TASK PROMPT:
Please copy every record below exactly, but leave the pictures out.
╭─ WORKING DATA
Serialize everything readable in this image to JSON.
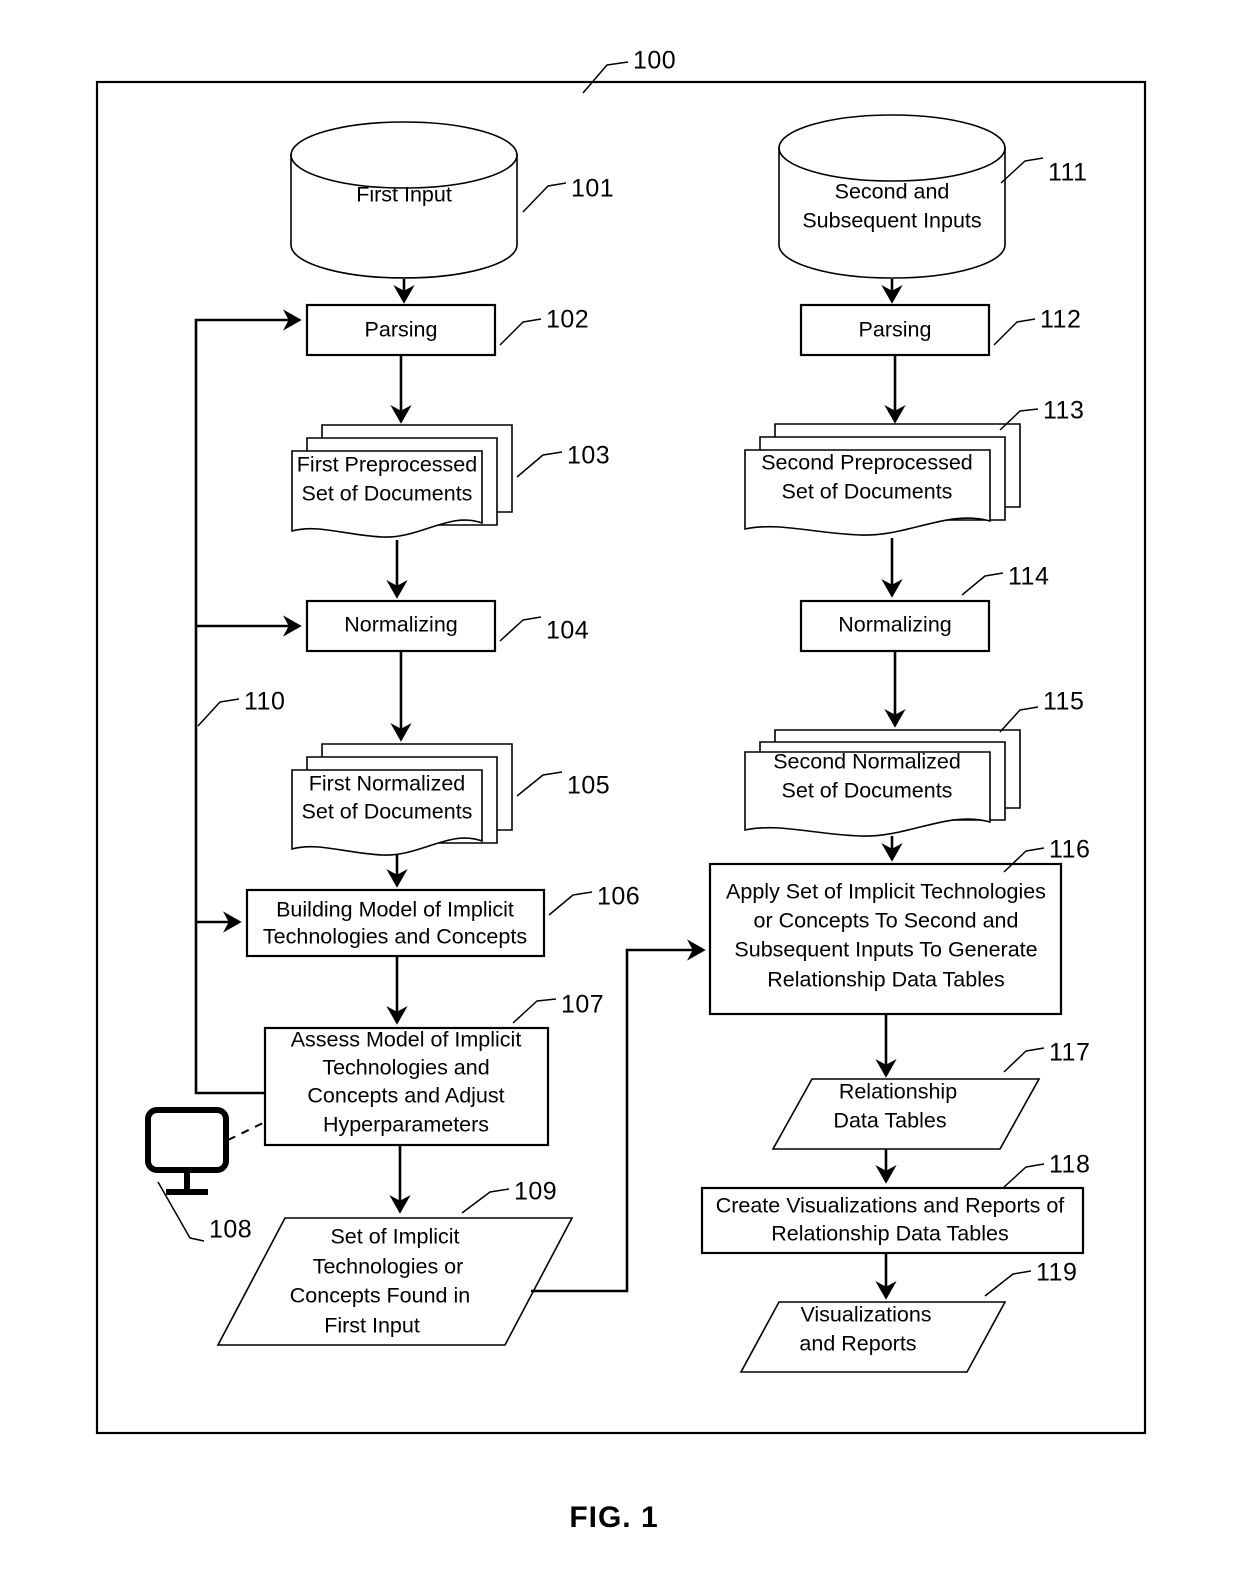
{
  "figure": {
    "caption": "FIG. 1",
    "system_ref": "100"
  },
  "nodes": {
    "n101": {
      "ref": "101",
      "label_lines": [
        "First Input"
      ],
      "shape": "cylinder"
    },
    "n102": {
      "ref": "102",
      "label_lines": [
        "Parsing"
      ],
      "shape": "process"
    },
    "n103": {
      "ref": "103",
      "label_lines": [
        "First Preprocessed",
        "Set of Documents"
      ],
      "shape": "document-stack"
    },
    "n104": {
      "ref": "104",
      "label_lines": [
        "Normalizing"
      ],
      "shape": "process"
    },
    "n105": {
      "ref": "105",
      "label_lines": [
        "First Normalized",
        "Set of Documents"
      ],
      "shape": "document-stack"
    },
    "n106": {
      "ref": "106",
      "label_lines": [
        "Building Model of Implicit",
        "Technologies and Concepts"
      ],
      "shape": "process"
    },
    "n107": {
      "ref": "107",
      "label_lines": [
        "Assess Model of Implicit",
        "Technologies and",
        "Concepts and Adjust",
        "Hyperparameters"
      ],
      "shape": "process"
    },
    "n108": {
      "ref": "108",
      "label_lines": [],
      "shape": "monitor-icon"
    },
    "n109": {
      "ref": "109",
      "label_lines": [
        "Set of Implicit",
        "Technologies or",
        "Concepts Found in",
        "First Input"
      ],
      "shape": "data-parallelogram"
    },
    "n110": {
      "ref": "110",
      "label_lines": [],
      "shape": "feedback-connector"
    },
    "n111": {
      "ref": "111",
      "label_lines": [
        "Second and",
        "Subsequent Inputs"
      ],
      "shape": "cylinder"
    },
    "n112": {
      "ref": "112",
      "label_lines": [
        "Parsing"
      ],
      "shape": "process"
    },
    "n113": {
      "ref": "113",
      "label_lines": [
        "Second Preprocessed",
        "Set of Documents"
      ],
      "shape": "document-stack"
    },
    "n114": {
      "ref": "114",
      "label_lines": [
        "Normalizing"
      ],
      "shape": "process"
    },
    "n115": {
      "ref": "115",
      "label_lines": [
        "Second Normalized",
        "Set of Documents"
      ],
      "shape": "document-stack"
    },
    "n116": {
      "ref": "116",
      "label_lines": [
        "Apply Set of Implicit Technologies",
        "or Concepts To Second and",
        "Subsequent Inputs To Generate",
        "Relationship Data Tables"
      ],
      "shape": "process"
    },
    "n117": {
      "ref": "117",
      "label_lines": [
        "Relationship",
        "Data Tables"
      ],
      "shape": "data-parallelogram"
    },
    "n118": {
      "ref": "118",
      "label_lines": [
        "Create Visualizations and Reports of",
        "Relationship Data Tables"
      ],
      "shape": "process"
    },
    "n119": {
      "ref": "119",
      "label_lines": [
        "Visualizations",
        "and Reports"
      ],
      "shape": "data-parallelogram"
    }
  },
  "colors": {
    "stroke": "#000000",
    "fill": "#ffffff",
    "background": "#ffffff"
  }
}
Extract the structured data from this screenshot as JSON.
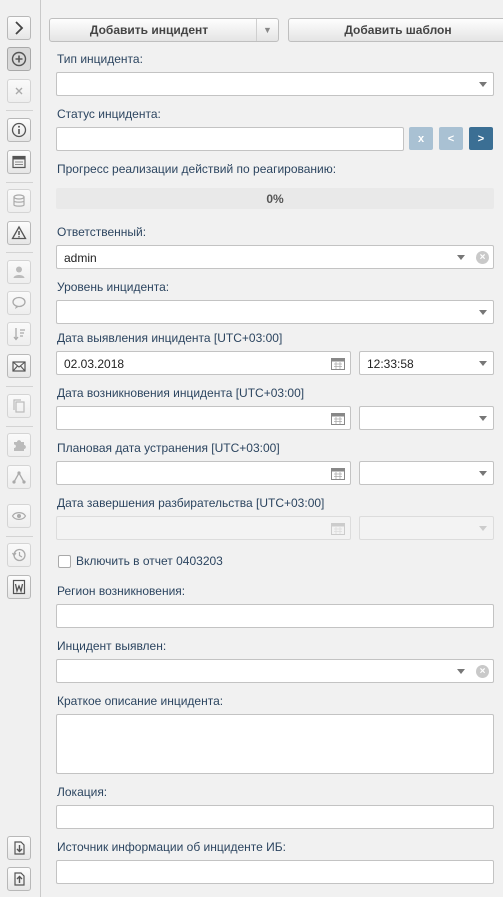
{
  "toolbar": {
    "add_incident": "Добавить инцидент",
    "add_template": "Добавить шаблон"
  },
  "sidebar": {
    "icons": [
      "chevron-right-icon",
      "add-circle-icon",
      "close-icon",
      "info-icon",
      "calendar-icon",
      "database-icon",
      "warning-icon",
      "user-icon",
      "chat-icon",
      "sort-icon",
      "mail-icon",
      "copy-icon",
      "puzzle-icon",
      "workflow-icon",
      "eye-icon",
      "history-icon",
      "word-icon",
      "download-icon",
      "upload-icon"
    ]
  },
  "form": {
    "incident_type_label": "Тип инцидента:",
    "incident_type_value": "",
    "status_label": "Статус инцидента:",
    "status_value": "",
    "status_btn_clear": "x",
    "status_btn_prev": "<",
    "status_btn_next": ">",
    "progress_label": "Прогресс реализации действий по реагированию:",
    "progress_text": "0%",
    "progress_value": 0,
    "responsible_label": "Ответственный:",
    "responsible_value": "admin",
    "level_label": "Уровень инцидента:",
    "level_value": "",
    "detect_date_label": "Дата выявления инцидента [UTC+03:00]",
    "detect_date_value": "02.03.2018",
    "detect_time_value": "12:33:58",
    "occur_date_label": "Дата возникновения инцидента [UTC+03:00]",
    "occur_date_value": "",
    "occur_time_value": "",
    "planned_date_label": "Плановая дата устранения [UTC+03:00]",
    "planned_date_value": "",
    "planned_time_value": "",
    "closing_date_label": "Дата завершения разбирательства [UTC+03:00]",
    "closing_date_value": "",
    "closing_time_value": "",
    "include_report_label": "Включить в отчет 0403203",
    "include_report_checked": false,
    "region_label": "Регион возникновения:",
    "region_value": "",
    "detected_by_label": "Инцидент выявлен:",
    "detected_by_value": "",
    "description_label": "Краткое описание инцидента:",
    "description_value": "",
    "location_label": "Локация:",
    "location_value": "",
    "source_label": "Источник информации об инциденте ИБ:",
    "source_value": ""
  },
  "colors": {
    "label": "#2c4560",
    "btn_light": "#a9c1d3",
    "btn_dark": "#3b6f94"
  }
}
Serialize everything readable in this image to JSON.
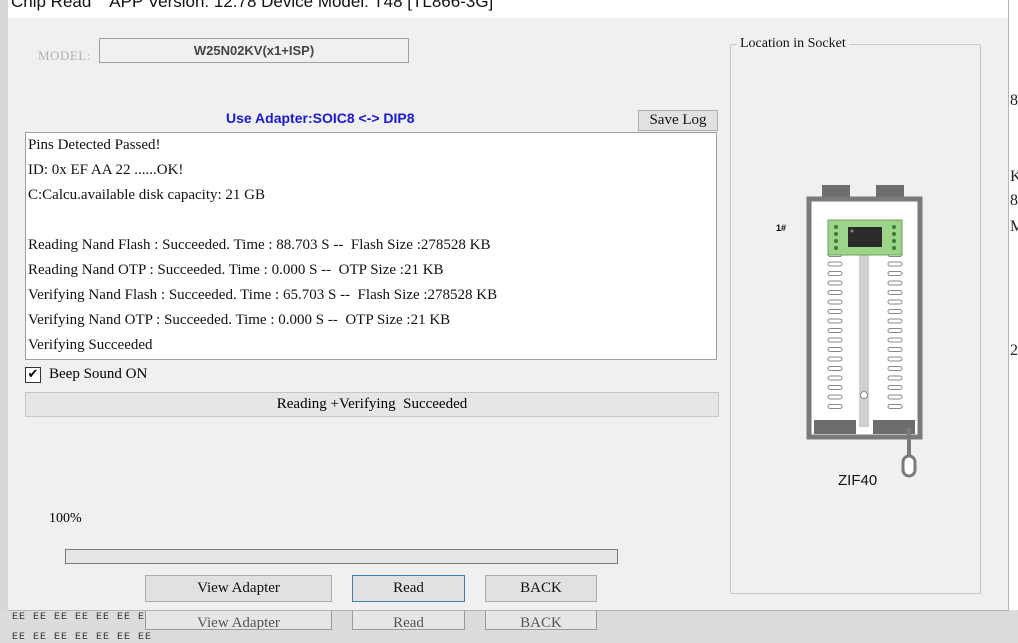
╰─
OUTPUT FOR THIS TASK:
Serialize everything readable in this image to JSON.
{
  "figure": {
    "caption": "FIG. 1",
    "system_ref": "100"
  },
  "nodes": {
    "n101": {
      "ref": "101",
      "label_lines": [
        "First Input"
      ],
      "shape": "cylinder"
    },
    "n102": {
      "ref": "102",
      "label_lines": [
        "Parsing"
      ],
      "shape": "process"
    },
    "n103": {
      "ref": "103",
      "label_lines": [
        "First Preprocessed",
        "Set of Documents"
      ],
      "shape": "document-stack"
    },
    "n104": {
      "ref": "104",
      "label_lines": [
        "Normalizing"
      ],
      "shape": "process"
    },
    "n105": {
      "ref": "105",
      "label_lines": [
        "First Normalized",
        "Set of Documents"
      ],
      "shape": "document-stack"
    },
    "n106": {
      "ref": "106",
      "label_lines": [
        "Building Model of Implicit",
        "Technologies and Concepts"
      ],
      "shape": "process"
    },
    "n107": {
      "ref": "107",
      "label_lines": [
        "Assess Model of Implicit",
        "Technologies and",
        "Concepts and Adjust",
        "Hyperparameters"
      ],
      "shape": "process"
    },
    "n108": {
      "ref": "108",
      "label_lines": [],
      "shape": "monitor-icon"
    },
    "n109": {
      "ref": "109",
      "label_lines": [
        "Set of Implicit",
        "Technologies or",
        "Concepts Found in",
        "First Input"
      ],
      "shape": "data-parallelogram"
    },
    "n110": {
      "ref": "110",
      "label_lines": [],
      "shape": "feedback-connector"
    },
    "n111": {
      "ref": "111",
      "label_lines": [
        "Second and",
        "Subsequent Inputs"
      ],
      "shape": "cylinder"
    },
    "n112": {
      "ref": "112",
      "label_lines": [
        "Parsing"
      ],
      "shape": "process"
    },
    "n113": {
      "ref": "113",
      "label_lines": [
        "Second Preprocessed",
        "Set of Documents"
      ],
      "shape": "document-stack"
    },
    "n114": {
      "ref": "114",
      "label_lines": [
        "Normalizing"
      ],
      "shape": "process"
    },
    "n115": {
      "ref": "115",
      "label_lines": [
        "Second Normalized",
        "Set of Documents"
      ],
      "shape": "document-stack"
    },
    "n116": {
      "ref": "116",
      "label_lines": [
        "Apply Set of Implicit Technologies",
        "or Concepts To Second and",
        "Subsequent Inputs To Generate",
        "Relationship Data Tables"
      ],
      "shape": "process"
    },
    "n117": {
      "ref": "117",
      "label_lines": [
        "Relationship",
        "Data Tables"
      ],
      "shape": "data-parallelogram"
    },
    "n118": {
      "ref": "118",
      "label_lines": [
        "Create Visualizations and Reports of",
        "Relationship Data Tables"
      ],
      "shape": "process"
    },
    "n119": {
      "ref": "119",
      "label_lines": [
        "Visualizations",
        "and Reports"
      ],
      "shape": "data-parallelogram"
    }
  },
  "colors": {
    "stroke": "#000000",
    "fill": "#ffffff",
    "background": "#ffffff"
  }
}
Extract the structured data from this screenshot as JSON.
{
  "toolbar": {
    "add_incident": "Добавить инцидент",
    "add_template": "Добавить шаблон"
  },
  "sidebar": {
    "icons": [
      "chevron-right-icon",
      "add-circle-icon",
      "close-icon",
      "info-icon",
      "calendar-icon",
      "database-icon",
      "warning-icon",
      "user-icon",
      "chat-icon",
      "sort-icon",
      "mail-icon",
      "copy-icon",
      "puzzle-icon",
      "workflow-icon",
      "eye-icon",
      "history-icon",
      "word-icon",
      "download-icon",
      "upload-icon"
    ]
  },
  "form": {
    "incident_type_label": "Тип инцидента:",
    "incident_type_value": "",
    "status_label": "Статус инцидента:",
    "status_value": "",
    "status_btn_clear": "x",
    "status_btn_prev": "<",
    "status_btn_next": ">",
    "progress_label": "Прогресс реализации действий по реагированию:",
    "progress_text": "0%",
    "progress_value": 0,
    "responsible_label": "Ответственный:",
    "responsible_value": "admin",
    "level_label": "Уровень инцидента:",
    "level_value": "",
    "detect_date_label": "Дата выявления инцидента [UTC+03:00]",
    "detect_date_value": "02.03.2018",
    "detect_time_value": "12:33:58",
    "occur_date_label": "Дата возникновения инцидента [UTC+03:00]",
    "occur_date_value": "",
    "occur_time_value": "",
    "planned_date_label": "Плановая дата устранения [UTC+03:00]",
    "planned_date_value": "",
    "planned_time_value": "",
    "closing_date_label": "Дата завершения разбирательства [UTC+03:00]",
    "closing_date_value": "",
    "closing_time_value": "",
    "include_report_label": "Включить в отчет 0403203",
    "include_report_checked": false,
    "region_label": "Регион возникновения:",
    "region_value": "",
    "detected_by_label": "Инцидент выявлен:",
    "detected_by_value": "",
    "description_label": "Краткое описание инцидента:",
    "description_value": "",
    "location_label": "Локация:",
    "location_value": "",
    "source_label": "Источник информации об инциденте ИБ:",
    "source_value": ""
  },
  "colors": {
    "label": "#2c4560",
    "btn_light": "#a9c1d3",
    "btn_dark": "#3b6f94"
  }
}
Serialize everything readable in this image to JSON.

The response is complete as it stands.